"""

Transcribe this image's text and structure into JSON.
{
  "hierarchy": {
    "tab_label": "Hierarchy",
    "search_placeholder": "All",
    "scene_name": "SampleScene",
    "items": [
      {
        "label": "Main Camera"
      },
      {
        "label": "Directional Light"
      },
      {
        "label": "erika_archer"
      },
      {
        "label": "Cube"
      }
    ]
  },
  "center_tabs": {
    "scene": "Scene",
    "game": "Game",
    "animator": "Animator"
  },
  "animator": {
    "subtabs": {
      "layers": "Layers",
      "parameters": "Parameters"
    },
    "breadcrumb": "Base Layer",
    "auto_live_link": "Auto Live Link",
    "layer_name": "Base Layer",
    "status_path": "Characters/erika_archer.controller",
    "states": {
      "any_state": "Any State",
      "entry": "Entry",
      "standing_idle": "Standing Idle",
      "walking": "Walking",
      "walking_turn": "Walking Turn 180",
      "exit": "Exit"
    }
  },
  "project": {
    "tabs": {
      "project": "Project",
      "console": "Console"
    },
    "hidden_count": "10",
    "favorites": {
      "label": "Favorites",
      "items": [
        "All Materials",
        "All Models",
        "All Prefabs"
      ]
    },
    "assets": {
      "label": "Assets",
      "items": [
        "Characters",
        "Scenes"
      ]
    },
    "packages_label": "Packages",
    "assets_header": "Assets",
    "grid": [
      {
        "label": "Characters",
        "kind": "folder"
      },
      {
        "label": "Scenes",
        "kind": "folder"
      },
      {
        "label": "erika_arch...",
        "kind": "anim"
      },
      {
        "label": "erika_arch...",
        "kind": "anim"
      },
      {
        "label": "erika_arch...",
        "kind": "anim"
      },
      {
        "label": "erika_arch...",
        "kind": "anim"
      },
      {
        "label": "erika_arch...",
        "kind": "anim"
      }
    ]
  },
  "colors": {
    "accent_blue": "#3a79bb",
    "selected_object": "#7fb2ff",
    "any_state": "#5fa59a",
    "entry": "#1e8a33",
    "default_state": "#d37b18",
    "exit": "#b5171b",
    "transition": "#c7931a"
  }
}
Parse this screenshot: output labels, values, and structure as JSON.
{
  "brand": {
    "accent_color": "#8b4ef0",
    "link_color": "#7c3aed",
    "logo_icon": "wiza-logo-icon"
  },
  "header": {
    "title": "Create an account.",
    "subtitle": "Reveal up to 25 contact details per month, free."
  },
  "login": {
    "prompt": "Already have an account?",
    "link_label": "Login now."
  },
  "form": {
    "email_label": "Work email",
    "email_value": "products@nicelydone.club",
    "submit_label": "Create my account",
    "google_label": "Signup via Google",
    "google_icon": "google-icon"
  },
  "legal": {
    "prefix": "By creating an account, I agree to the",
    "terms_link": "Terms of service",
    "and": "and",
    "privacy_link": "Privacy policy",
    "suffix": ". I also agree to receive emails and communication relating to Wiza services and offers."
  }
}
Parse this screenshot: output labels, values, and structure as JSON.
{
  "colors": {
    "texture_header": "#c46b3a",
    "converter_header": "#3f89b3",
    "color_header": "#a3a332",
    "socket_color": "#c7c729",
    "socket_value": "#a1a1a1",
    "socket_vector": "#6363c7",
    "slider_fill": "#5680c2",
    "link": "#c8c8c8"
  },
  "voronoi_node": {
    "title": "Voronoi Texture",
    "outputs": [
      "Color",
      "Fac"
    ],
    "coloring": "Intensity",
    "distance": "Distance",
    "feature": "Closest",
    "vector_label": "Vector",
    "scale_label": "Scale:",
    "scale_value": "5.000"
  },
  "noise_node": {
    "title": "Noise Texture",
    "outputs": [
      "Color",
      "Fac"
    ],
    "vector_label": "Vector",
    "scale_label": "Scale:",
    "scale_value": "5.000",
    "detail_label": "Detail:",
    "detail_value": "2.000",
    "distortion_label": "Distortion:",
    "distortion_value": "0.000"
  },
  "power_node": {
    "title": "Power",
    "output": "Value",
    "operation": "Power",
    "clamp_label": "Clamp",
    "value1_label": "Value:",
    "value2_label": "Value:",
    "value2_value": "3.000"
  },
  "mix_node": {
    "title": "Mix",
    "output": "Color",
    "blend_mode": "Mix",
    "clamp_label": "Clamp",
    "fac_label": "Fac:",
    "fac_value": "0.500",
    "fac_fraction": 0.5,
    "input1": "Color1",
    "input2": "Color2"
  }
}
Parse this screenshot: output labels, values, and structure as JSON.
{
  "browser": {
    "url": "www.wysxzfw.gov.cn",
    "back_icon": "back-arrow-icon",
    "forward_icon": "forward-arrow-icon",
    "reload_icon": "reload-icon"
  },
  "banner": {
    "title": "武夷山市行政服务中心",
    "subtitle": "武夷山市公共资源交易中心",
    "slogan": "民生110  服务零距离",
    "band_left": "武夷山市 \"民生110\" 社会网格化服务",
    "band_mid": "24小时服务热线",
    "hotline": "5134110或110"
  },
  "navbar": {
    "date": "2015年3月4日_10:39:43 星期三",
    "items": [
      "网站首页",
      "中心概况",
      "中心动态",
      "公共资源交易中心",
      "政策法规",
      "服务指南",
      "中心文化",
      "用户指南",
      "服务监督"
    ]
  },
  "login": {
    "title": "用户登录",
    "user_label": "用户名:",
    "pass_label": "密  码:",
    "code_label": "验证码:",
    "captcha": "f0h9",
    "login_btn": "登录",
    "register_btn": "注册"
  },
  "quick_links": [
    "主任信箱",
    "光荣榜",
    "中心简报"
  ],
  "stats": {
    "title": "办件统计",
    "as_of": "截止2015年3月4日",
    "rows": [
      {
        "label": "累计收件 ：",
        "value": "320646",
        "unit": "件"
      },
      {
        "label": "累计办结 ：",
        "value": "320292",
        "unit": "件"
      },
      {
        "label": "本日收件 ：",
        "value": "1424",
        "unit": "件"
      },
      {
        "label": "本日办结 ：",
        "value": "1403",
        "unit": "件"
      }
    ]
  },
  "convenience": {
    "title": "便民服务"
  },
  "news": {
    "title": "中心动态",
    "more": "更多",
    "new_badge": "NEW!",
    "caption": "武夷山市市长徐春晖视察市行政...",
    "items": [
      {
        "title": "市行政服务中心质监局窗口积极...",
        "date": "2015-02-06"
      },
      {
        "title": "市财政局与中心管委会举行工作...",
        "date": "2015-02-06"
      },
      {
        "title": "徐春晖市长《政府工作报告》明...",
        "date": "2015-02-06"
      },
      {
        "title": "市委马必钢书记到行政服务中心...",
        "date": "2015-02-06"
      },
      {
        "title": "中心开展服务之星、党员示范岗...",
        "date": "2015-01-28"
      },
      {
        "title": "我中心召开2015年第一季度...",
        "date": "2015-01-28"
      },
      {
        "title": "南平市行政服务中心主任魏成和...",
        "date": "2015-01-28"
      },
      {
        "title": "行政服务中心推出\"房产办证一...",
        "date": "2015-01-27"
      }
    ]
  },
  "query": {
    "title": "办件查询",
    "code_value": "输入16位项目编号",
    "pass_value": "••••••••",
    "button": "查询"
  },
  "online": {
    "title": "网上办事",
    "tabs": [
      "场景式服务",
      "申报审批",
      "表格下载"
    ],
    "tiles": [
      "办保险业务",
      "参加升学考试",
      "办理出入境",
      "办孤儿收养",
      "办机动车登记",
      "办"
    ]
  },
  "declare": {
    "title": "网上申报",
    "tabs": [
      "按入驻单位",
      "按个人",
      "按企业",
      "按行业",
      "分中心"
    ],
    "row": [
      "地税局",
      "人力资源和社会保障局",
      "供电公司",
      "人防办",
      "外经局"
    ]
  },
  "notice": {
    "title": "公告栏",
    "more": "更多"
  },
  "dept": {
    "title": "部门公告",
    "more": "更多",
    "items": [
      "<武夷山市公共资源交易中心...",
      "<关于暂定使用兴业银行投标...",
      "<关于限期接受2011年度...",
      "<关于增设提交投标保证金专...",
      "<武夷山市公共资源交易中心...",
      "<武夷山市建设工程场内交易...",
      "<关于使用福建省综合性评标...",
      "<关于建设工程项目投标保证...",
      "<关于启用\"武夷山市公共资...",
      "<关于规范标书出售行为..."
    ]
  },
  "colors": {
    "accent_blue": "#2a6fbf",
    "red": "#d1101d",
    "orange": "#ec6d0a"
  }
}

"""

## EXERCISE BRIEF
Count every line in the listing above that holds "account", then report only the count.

## EXERCISE RESULT
4